Dataset rows for apps and sites

- - - -

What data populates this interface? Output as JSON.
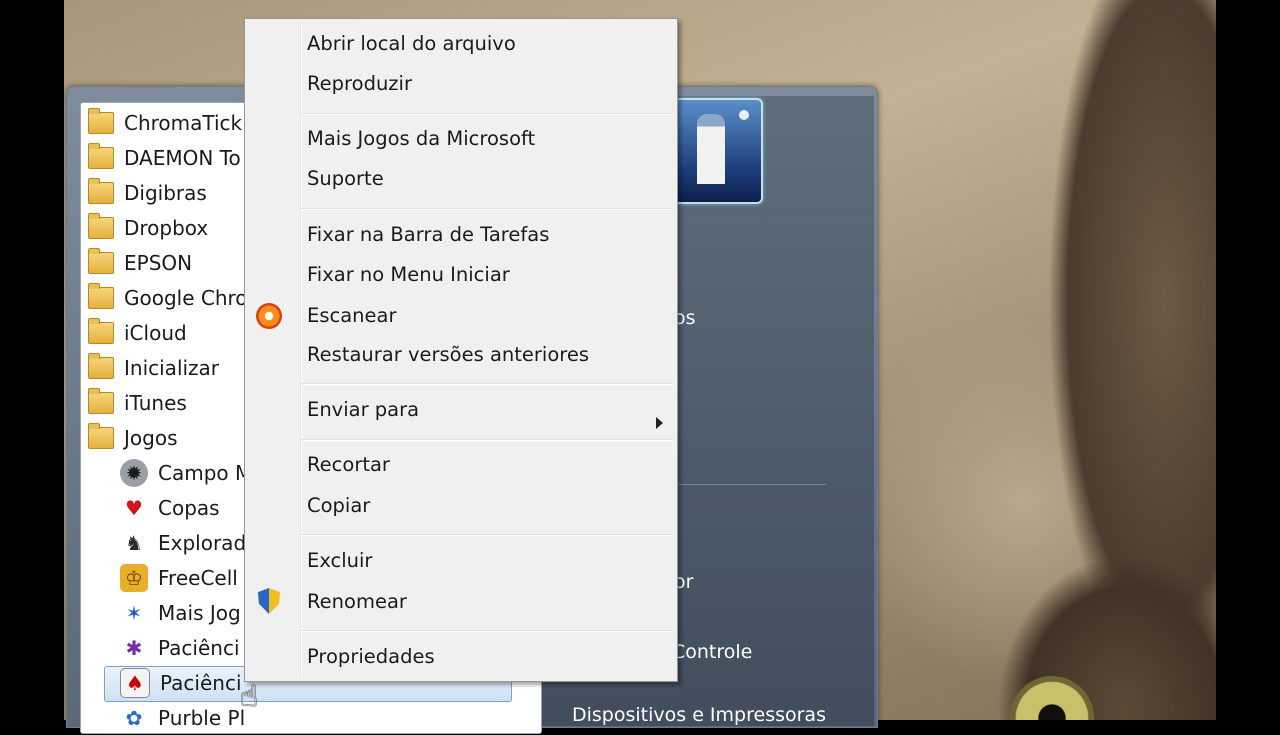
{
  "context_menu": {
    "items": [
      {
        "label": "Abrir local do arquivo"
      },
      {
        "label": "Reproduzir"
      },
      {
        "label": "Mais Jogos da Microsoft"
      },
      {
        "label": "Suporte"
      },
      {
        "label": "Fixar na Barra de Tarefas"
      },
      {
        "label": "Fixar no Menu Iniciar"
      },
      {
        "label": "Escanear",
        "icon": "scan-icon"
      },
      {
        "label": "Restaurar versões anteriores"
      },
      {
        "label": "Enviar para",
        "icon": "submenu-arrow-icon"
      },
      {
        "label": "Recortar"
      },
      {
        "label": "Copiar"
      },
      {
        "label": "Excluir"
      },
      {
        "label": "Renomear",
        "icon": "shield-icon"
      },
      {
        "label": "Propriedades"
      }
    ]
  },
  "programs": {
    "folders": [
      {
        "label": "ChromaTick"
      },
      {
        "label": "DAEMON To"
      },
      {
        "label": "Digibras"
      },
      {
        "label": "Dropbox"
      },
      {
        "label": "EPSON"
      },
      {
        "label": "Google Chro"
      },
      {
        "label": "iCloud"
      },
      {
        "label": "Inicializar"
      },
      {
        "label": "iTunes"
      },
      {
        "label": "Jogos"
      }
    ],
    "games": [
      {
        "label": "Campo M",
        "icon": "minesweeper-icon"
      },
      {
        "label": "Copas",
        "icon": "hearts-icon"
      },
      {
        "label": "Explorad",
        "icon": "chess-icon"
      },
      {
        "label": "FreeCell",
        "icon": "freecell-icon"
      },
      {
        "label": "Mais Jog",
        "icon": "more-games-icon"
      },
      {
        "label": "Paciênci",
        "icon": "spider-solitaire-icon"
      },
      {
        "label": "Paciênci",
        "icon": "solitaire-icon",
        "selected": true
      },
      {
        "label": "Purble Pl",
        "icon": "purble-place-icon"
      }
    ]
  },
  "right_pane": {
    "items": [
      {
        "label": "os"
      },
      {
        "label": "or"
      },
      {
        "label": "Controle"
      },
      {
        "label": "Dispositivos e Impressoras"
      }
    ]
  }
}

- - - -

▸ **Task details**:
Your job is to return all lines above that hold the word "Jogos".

▸ **Response box**:
        "label": "Mais Jogos da Microsoft"
        "label": "Jogos"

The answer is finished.